"I just don't believe it works that way," Brandt said. "We will continue to teach the teachings of the Church. We will not water them down. We will not change them."
She added the diocese is "not going to support a child considering a change in gender." That means no support for surgical procedures or hormonal treatments.
She also doesn't expect discussions about gender or sexuality to happen outside of curriculum.
Youngs said the diocese hasn't had to respond much in the past to enrollment situations like those the new plan offers guidance for, and "we don't expect to have to deal with it much in the future."
"We are being forced to deal with that because it's so much in the public eye," she said.
As for fears of whether parents will abide by the agreements they sign on to, "how can we monitor anything that we ask parents to do?" Youngs said.
"We're not living in the houses with families," Brandt said. They do make observations of the students' actions, though, like a student saying, "'Well, my mom says this isn't right.'"
Youngs said Bishop John Gaydos is "very pleased" with the new guidance and it has his full approval. "He was present when we presented this at a high level."
"From our constituency, the pastors and principals that deal with our Catholic schools" — the people who will use the guidance — responses have been mostly positive, Young said.

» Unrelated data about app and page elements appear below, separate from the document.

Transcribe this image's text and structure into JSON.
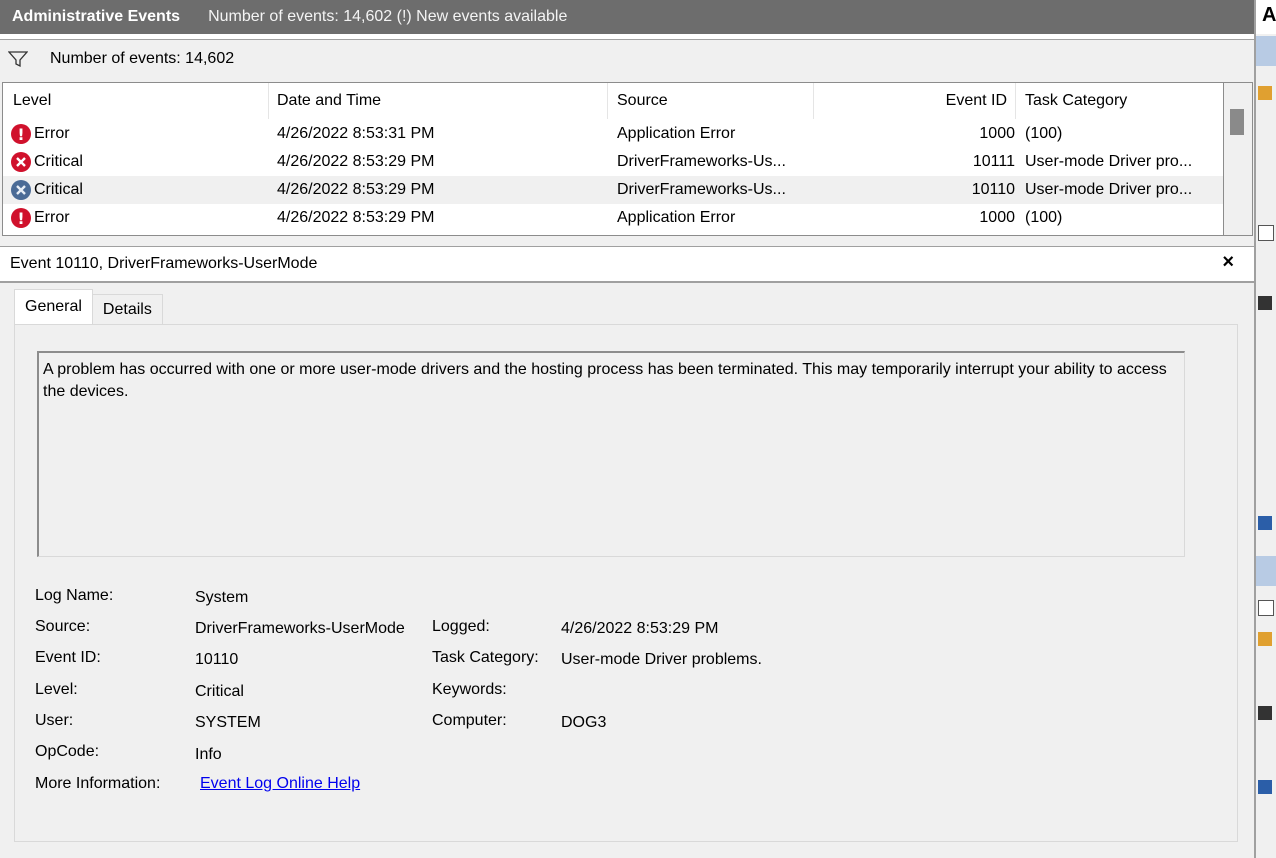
{
  "header": {
    "title": "Administrative Events",
    "status": "Number of events: 14,602 (!) New events available"
  },
  "filter": {
    "count_text": "Number of events: 14,602"
  },
  "table": {
    "columns": [
      "Level",
      "Date and Time",
      "Source",
      "Event ID",
      "Task Category"
    ],
    "rows": [
      {
        "level": "Error",
        "date": "4/26/2022 8:53:31 PM",
        "source": "Application Error",
        "event_id": "1000",
        "task": "(100)"
      },
      {
        "level": "Critical",
        "date": "4/26/2022 8:53:29 PM",
        "source": "DriverFrameworks-Us...",
        "event_id": "10111",
        "task": "User-mode Driver pro..."
      },
      {
        "level": "Critical",
        "date": "4/26/2022 8:53:29 PM",
        "source": "DriverFrameworks-Us...",
        "event_id": "10110",
        "task": "User-mode Driver pro..."
      },
      {
        "level": "Error",
        "date": "4/26/2022 8:53:29 PM",
        "source": "Application Error",
        "event_id": "1000",
        "task": "(100)"
      }
    ]
  },
  "detail": {
    "title": "Event 10110, DriverFrameworks-UserMode",
    "close": "×",
    "tabs": [
      "General",
      "Details"
    ],
    "description": "A problem has occurred with one or more user-mode drivers and the hosting process has been terminated.  This may temporarily interrupt your ability to access the devices.",
    "labels": {
      "log_name": "Log Name:",
      "source": "Source:",
      "event_id": "Event ID:",
      "level": "Level:",
      "user": "User:",
      "opcode": "OpCode:",
      "more_info": "More Information:",
      "logged": "Logged:",
      "task_category": "Task Category:",
      "keywords": "Keywords:",
      "computer": "Computer:"
    },
    "values": {
      "log_name": "System",
      "source": "DriverFrameworks-UserMode",
      "event_id": "10110",
      "level": "Critical",
      "user": "SYSTEM",
      "opcode": "Info",
      "more_info_link": "Event Log Online Help",
      "logged": "4/26/2022 8:53:29 PM",
      "task_category": "User-mode Driver problems.",
      "keywords": "",
      "computer": "DOG3"
    }
  },
  "right_panel": {
    "title_initial": "A"
  }
}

Duncan said he knows of about 100 people locally who have written, called or inquired at schools about the new guidance, noting concerns are not coming exclusively from Roman Catholic parents.
David Barton, a parishioner at Mary Immaculate in Kirksville, said he's aware of members from 18 Mid-Missouri cities who have asked the diocese to rescind the guidance. He named all 18 locations, including Jefferson City, Columbia, Monroe City, Macon, Moberly and Mexico.
"I know I'm going to fight until it's changed, until it's rescinded," he said. He said he has three granddaughters in Catholic schools.
Quinn said he has three elementary-age children in Catholic schools. "I bring my kids there for truth and salvation. I can't risk that."
"The reason we have Catholic schools is to teach Catholic kids how to live a Catholic life," Barton said. While he thinks there should be Catholic outreach to LGBT communities, he said that should not include schools.
"It's difficult to raise your own kids as it is," let alone ask them to act as evangelists, Duncan said. "It can't be our children."
This represents a divide from how diocesan officials view the role of Catholic schools in the church's relationship with the world.
"We are a community unto ourselves, but we can't keep that to ourselves," Youngs said.
She added, if any family wants to enroll their children in Catholic schools, the diocese wants to evangelize to them and "to bring them closer to what Jesus teaches."
"We've got a big church. At the core, all the people who are members of this church can agree on the core values" — the sacrament of the Eucharist, the church being founded on Jesus and the apostles, and the pope being the successor to that tradition, she explained.
Brandt said any bridges that can be built with opponents of the diocese's guidance can use the same processes the documents lay out: encouragement of dialogue and conversations about questions.
"By being able to engage in some civil conversation, and not just accusatory conversation, I think we all grow," she said.
"I really believe the Holy Spirit is active in our church," she added. Through prayer, "the Spirit is guiding us in this, even in the midst of what at times seems to be challenges and disagreements."